* _What to work on_:
In the records below, some lines contain the word "title". Copy each of them.

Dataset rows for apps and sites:
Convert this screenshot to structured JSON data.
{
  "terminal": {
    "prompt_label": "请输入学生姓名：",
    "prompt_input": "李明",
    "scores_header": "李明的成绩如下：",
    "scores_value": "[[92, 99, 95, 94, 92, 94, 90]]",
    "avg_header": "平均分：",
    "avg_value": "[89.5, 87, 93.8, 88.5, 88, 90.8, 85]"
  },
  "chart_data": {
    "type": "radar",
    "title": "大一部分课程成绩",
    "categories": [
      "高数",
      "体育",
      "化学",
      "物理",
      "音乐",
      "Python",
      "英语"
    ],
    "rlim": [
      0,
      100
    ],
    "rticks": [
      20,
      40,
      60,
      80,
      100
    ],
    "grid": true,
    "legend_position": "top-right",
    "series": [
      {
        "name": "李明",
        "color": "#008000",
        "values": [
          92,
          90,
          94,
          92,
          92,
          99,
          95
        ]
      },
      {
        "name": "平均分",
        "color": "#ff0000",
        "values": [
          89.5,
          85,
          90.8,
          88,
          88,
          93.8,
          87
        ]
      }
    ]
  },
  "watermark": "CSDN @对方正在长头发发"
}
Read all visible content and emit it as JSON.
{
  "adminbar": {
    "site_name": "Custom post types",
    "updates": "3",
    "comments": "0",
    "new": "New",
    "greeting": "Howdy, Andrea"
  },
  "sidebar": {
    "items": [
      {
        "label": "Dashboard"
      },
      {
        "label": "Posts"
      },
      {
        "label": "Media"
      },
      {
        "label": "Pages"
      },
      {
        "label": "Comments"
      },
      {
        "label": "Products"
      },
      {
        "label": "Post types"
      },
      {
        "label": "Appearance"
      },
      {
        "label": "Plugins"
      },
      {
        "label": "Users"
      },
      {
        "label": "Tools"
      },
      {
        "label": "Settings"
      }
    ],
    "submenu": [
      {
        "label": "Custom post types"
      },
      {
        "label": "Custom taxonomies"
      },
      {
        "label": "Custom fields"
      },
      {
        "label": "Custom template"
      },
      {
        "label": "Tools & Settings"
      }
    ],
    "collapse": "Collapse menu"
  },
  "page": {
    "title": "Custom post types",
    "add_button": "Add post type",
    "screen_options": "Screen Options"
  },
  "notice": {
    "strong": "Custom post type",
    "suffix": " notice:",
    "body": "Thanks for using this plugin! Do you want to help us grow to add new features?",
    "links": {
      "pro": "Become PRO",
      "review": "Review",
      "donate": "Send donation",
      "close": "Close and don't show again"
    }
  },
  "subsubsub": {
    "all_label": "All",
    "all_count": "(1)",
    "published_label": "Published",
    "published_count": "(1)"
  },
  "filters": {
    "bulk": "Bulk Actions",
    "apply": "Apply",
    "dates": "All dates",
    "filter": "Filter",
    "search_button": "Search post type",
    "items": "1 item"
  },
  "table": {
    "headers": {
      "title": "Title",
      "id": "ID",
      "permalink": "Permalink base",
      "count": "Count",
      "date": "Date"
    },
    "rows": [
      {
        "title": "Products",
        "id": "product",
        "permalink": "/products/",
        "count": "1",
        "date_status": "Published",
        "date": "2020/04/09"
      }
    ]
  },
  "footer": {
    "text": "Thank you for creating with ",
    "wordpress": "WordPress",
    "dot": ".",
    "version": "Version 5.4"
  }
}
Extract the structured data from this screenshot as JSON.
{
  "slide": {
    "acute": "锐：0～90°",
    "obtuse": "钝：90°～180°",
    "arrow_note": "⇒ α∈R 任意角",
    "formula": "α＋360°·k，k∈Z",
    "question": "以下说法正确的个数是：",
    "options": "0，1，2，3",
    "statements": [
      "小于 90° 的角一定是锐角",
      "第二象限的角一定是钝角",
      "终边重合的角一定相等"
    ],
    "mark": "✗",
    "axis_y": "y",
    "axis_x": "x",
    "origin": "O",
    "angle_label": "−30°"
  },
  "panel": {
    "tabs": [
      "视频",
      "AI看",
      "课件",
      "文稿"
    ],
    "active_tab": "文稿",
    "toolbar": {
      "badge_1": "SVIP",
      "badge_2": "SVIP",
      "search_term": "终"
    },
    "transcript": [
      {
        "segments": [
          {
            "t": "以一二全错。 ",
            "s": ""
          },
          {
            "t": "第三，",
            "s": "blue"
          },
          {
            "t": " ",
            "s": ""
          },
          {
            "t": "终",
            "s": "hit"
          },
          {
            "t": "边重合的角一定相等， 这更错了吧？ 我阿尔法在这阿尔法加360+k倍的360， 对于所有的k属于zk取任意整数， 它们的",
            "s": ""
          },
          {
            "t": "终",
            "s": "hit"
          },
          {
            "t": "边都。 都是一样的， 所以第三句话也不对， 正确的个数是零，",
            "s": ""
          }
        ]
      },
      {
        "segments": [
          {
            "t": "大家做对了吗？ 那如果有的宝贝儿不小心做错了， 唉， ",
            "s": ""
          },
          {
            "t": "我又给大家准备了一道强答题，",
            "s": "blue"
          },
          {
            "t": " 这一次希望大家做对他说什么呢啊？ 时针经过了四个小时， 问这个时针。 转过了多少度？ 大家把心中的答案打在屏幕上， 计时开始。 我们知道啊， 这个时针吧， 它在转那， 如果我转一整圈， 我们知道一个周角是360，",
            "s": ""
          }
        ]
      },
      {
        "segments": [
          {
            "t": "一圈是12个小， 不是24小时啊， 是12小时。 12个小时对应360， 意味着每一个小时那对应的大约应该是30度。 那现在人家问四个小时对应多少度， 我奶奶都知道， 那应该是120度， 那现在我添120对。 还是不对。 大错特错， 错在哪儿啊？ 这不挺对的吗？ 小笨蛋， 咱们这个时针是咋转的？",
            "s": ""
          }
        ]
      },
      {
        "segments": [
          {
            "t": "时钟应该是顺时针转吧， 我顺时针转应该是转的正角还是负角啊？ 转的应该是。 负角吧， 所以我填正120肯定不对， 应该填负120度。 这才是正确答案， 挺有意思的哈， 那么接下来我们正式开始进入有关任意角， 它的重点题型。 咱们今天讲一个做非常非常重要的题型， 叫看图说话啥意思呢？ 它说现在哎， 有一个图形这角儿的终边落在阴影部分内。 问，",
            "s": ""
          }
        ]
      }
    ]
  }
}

* _Response to this exercise_:
    "title": "大一部分课程成绩",
    "title": "Custom post types",
      "title": "Title",
        "title": "Products",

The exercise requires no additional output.